Is it possible to chop down a stump?
While that sounds like a deep philosophical question, it was also a practical question I was faced with in the yard the other day.
I had taken down a tree behind our shed in the back yard a few years ago, and had been very proud of my work. I tried, in fact, to bring up the topic whenever I could.
“Say you have a nice tree in your yard. Did I tell you about how I cut down a tree the other day?”
“Those pork chops looks delicious. Speaking of chops, I should tell you about how I chopped down a tree last week.”
“Did you say you want me to get Paul a bun and yam? You know, I’m a little like Paul Bunyan with this giant tree I cut down in my yard.”
Over the years, the story of cutting down the tree grew larger and larger, while the stump remained behind the shed. It bothered me a little to still see it there, so I covered it with a pile of weeds and branches.
With all of our time at home this summer, though, we decided to clean up my beautiful weed/branches/dirt pile and I spotted the stump once again. Now that we were clearing the spot, I decided I needed to get rid of what was left of the tree. But how could I remove it? I tried to dig it out, but that didn’t work, even when I sawed through the larger roots. I had no idea how to get it out of there.
I was stumped.
My wife suggested, though, that I could try to chop it out with an ax. I thought this was a great idea, mainly because we don’t have an ax and I didn’t think I would need to do any work.
She recalled, though, that our neighbors have one, so I walked over and axed for it, I mean asked for it.
When I came back to the yard, I was pretty enthusiastic about my machoness, but also a little concerned about how this would work. Should I chop it down in the dirt where I had dug around it? Should I chop in the middle on the top? What was the best way to do this to get my wife and other people to notice me?
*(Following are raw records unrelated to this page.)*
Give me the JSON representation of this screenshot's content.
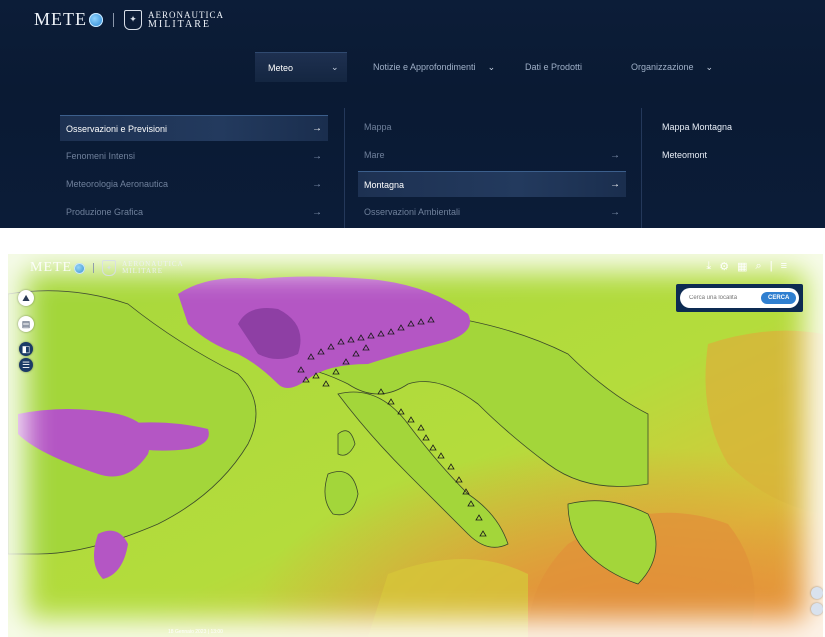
{
  "brand": {
    "name": "METE",
    "am_line1": "AERONAUTICA",
    "am_line2": "MILITARE"
  },
  "nav": {
    "items": [
      "Meteo",
      "Notizie e Approfondimenti",
      "Dati e Prodotti",
      "Organizzazione"
    ],
    "active_index": 0
  },
  "menu": {
    "col1": [
      "Osservazioni e Previsioni",
      "Fenomeni Intensi",
      "Meteorologia Aeronautica",
      "Produzione Grafica"
    ],
    "col2": [
      "Mappa",
      "Mare",
      "Montagna",
      "Osservazioni Ambientali"
    ],
    "col3": [
      "Mappa Montagna",
      "Meteomont"
    ],
    "arrow": "→"
  },
  "map": {
    "search_placeholder": "Cerca una località",
    "search_button": "CERCA",
    "timestamp": "18 Gennaio 2023 | 13:00"
  },
  "colors": {
    "header_bg": "#0a1a33",
    "snow_purple": "#b04fbf",
    "land_green": "#9fd43a",
    "accent_blue": "#2f7fd0"
  }
}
My wife suggested chopping at the side, so I began that way. It started off great, as some side pieces came off fairly easily and I was able to get some good cuts into the stump.
I have decent form for using an ax and found that my aim was much better than I expected. I’m clearly very talented or very lucky.
I found quickly that I was making great progress, but I was also getting very tired. Chopping is hard work, and I still had quite a bit of the stump to get through.
I dug out more around the stump, chopped at the sides, chopped at the top and slowly made progress.
It was extremely frustrating whenever the ax got stuck, but it was also extremely satisfying when parts of the stump would break off.
And you know that it was all worth it during that glorious moment when my wife and the neighbors were talking about what a good job I was doing.
I finally did finish my work on the stump by chopping it so that what was left of it was about a foot below the ground. And after getting down to the root of my stump problems, I covered up what was left of it with the dirt that I had dug up earlier. I smoothed it over so that it looked fairly flat, and then stepped back to admire my work and myself.
I did it! And I didn’t feel like doing anything else.
I was hot. I was very tired. And I a had a big blister on my hand that was sore, but thankfully would be something that I could show off as a battle scar.
“This heat sure is blistering. Speaking of blisters, I got one from chopping wood the other day.”
“Can you believe this movie critic thinks my favorite actor is a B-lister? Speaking of blisters….”
And now that I am done with my work, I’m left with memories of my amazing work and one very important and vexing question.
Did I chop the stump down or did I chop the stump up?